◆ Required action: Copy, from the material below, each line that contains the word "background".
____
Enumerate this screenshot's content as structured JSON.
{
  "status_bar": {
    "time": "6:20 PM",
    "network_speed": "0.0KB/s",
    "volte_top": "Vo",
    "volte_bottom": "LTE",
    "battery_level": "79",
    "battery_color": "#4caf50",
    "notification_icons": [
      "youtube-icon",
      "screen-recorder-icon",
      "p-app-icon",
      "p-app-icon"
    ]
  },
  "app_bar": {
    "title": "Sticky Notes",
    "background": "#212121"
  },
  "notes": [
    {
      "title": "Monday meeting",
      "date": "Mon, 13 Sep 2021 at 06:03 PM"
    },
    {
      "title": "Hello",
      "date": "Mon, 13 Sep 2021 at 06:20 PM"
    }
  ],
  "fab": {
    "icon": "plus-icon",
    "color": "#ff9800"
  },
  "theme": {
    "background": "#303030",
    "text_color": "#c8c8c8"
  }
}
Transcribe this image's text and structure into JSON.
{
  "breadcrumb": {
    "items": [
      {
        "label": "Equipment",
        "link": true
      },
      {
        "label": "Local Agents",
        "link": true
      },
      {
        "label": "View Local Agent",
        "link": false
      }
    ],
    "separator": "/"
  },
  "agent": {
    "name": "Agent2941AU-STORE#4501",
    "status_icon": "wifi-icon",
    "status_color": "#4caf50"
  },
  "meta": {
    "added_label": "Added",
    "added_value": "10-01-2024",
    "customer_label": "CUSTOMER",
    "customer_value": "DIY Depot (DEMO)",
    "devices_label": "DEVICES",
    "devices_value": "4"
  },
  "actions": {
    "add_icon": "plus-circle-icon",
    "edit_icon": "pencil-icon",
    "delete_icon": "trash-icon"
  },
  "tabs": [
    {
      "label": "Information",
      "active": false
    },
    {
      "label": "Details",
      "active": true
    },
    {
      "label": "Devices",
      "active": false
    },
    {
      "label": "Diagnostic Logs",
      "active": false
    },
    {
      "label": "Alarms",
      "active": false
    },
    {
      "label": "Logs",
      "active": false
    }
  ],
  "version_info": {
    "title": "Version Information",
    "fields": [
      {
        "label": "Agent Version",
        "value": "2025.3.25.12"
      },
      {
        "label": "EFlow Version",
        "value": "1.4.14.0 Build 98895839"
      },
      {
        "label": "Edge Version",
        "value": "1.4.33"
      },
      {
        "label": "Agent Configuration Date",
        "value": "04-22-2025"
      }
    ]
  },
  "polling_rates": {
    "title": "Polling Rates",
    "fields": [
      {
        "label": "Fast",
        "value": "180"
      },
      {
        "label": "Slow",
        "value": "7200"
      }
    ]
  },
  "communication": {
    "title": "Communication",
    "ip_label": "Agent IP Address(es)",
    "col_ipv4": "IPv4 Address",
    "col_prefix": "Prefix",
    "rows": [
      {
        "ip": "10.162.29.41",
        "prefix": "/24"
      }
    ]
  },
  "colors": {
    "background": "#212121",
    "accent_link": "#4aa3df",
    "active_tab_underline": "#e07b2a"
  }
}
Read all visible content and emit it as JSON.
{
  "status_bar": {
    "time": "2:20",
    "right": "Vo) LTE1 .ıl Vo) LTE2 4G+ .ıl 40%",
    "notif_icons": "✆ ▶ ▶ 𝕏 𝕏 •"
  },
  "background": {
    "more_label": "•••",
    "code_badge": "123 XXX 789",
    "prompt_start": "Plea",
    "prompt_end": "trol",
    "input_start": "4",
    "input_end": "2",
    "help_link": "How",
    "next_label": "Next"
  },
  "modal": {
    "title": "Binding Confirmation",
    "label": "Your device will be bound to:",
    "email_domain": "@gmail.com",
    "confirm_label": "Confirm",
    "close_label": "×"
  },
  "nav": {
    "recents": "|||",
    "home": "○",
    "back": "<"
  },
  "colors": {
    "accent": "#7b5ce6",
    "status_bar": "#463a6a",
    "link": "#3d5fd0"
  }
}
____
◆ Answer to the problem:
    "background": "#212121"
    "background": "#303030",
    "background": "#212121",
  "background": {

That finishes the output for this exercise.